The decision to replicate its DNA is of crucial importance for every cell and, in many organisms, is decisive for the progression through the entire cell cycle. A comparison of animals versus yeast has shown that, although most of the involved cell-cycle regulators are divergent in both clades, they fulfill a similar role and the overall network topology of G1/S regulation is highly conserved. Using germline development as a model system, we identified a regulatory cascade controlling entry into S phase in the flowering plant Arabidopsis thaliana, which, as a member of the Plantae supergroup, is phylogenetically only distantly related to Opisthokonts such as yeast and animals. This module comprises the Arabidopsis homologs of the animal transcription factor E2F, the plant homolog of the animal transcriptional repressor Retinoblastoma (Rb)-related 1 (RBR1), the plant-specific F-box protein F-BOX-LIKE 17 (FBL17), the plant specific cyclin-dependent kinase (CDK) inhibitors KRPs, as well as CDKA;1, the plant homolog of the yeast and animal Cdc2+/Cdk1 kinases. Our data show that the principle of a double negative wiring of Rb proteins is highly conserved, likely representing a universal mechanism in eukaryotic cell-cycle control. However, this negative feedback of Rb proteins is differently implemented in plants as it is brought about through a quadruple negative regulation centered around the F-box protein FBL17 that mediates the degradation of CDK inhibitors but is itself directly repressed by Rb. Biomathematical simulations and subsequent experimental confirmation of computational predictions revealed that this regulatory circuit can give rise to hysteresis highlighting the here identified dosage sensitivity of CDK inhibitors in this network.

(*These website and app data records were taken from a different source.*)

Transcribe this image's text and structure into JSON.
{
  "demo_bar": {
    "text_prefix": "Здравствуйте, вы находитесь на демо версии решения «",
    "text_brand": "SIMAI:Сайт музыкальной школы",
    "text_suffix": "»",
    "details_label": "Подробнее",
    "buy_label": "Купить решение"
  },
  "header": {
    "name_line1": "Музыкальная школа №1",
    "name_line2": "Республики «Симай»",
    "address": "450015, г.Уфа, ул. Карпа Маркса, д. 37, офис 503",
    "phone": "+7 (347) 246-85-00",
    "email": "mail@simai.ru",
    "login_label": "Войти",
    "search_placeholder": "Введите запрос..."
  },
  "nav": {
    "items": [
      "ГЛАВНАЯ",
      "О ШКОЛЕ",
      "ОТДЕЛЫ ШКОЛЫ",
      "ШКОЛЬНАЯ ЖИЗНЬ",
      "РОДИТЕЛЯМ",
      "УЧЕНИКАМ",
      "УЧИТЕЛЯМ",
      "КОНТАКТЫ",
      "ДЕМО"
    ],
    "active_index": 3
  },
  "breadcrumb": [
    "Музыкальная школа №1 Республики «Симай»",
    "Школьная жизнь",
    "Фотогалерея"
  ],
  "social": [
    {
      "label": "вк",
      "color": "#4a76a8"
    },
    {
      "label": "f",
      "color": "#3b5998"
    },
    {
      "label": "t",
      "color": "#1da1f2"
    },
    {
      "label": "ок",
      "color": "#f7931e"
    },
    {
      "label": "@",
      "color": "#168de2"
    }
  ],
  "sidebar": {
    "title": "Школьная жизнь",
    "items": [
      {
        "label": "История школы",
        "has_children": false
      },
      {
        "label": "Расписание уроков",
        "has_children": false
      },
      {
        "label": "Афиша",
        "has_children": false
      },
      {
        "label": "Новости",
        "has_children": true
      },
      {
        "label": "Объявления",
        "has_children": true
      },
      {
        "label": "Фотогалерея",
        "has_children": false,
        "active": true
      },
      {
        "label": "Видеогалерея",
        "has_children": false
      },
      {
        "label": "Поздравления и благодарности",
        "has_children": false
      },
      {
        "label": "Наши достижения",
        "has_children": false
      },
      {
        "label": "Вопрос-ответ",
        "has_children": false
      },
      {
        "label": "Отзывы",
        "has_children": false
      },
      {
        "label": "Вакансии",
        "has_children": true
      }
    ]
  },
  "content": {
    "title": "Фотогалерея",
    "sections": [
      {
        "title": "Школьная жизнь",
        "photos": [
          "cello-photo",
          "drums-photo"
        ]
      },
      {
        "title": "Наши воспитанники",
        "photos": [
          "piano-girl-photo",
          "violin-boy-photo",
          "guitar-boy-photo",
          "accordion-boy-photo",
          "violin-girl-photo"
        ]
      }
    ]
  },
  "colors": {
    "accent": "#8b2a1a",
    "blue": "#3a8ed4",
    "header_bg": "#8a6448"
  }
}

In order to grow, multicellular organisms need to multiply their cells. Cell proliferation is achieved through a complex order of events called the cell cycle, during which the nuclear DNA is duplicated and subsequently distributed to the newly forming daughter cells. The decision to replicate the nuclear DNA is in many organisms crucial to progress through the entire cell cycle. Alterations of the cell cycle, especially at the entry point, can cause severe developmental defects and are often causal for maladies, such as cancer. Substantial work in yeast and animals has revealed the regulatory steps controlling S-phase entry. In contrast, relatively little is known about the plant cell cycle despite plants being one of the largest classes of living organisms and despite the importance of plants for human life, for instance as the basis of human nutrition. Our work presents a molecular framework of core cell-cycle regulation for entry into the DNA replication phase in the model plant Arabidopsis. We report here the identification of a regulatory cascade that likely functions in many plant cells and organisms. With this, we also provide an important basis for comparative analyses of cell-cycle control between different eukaryotes, such as yeast and mammals.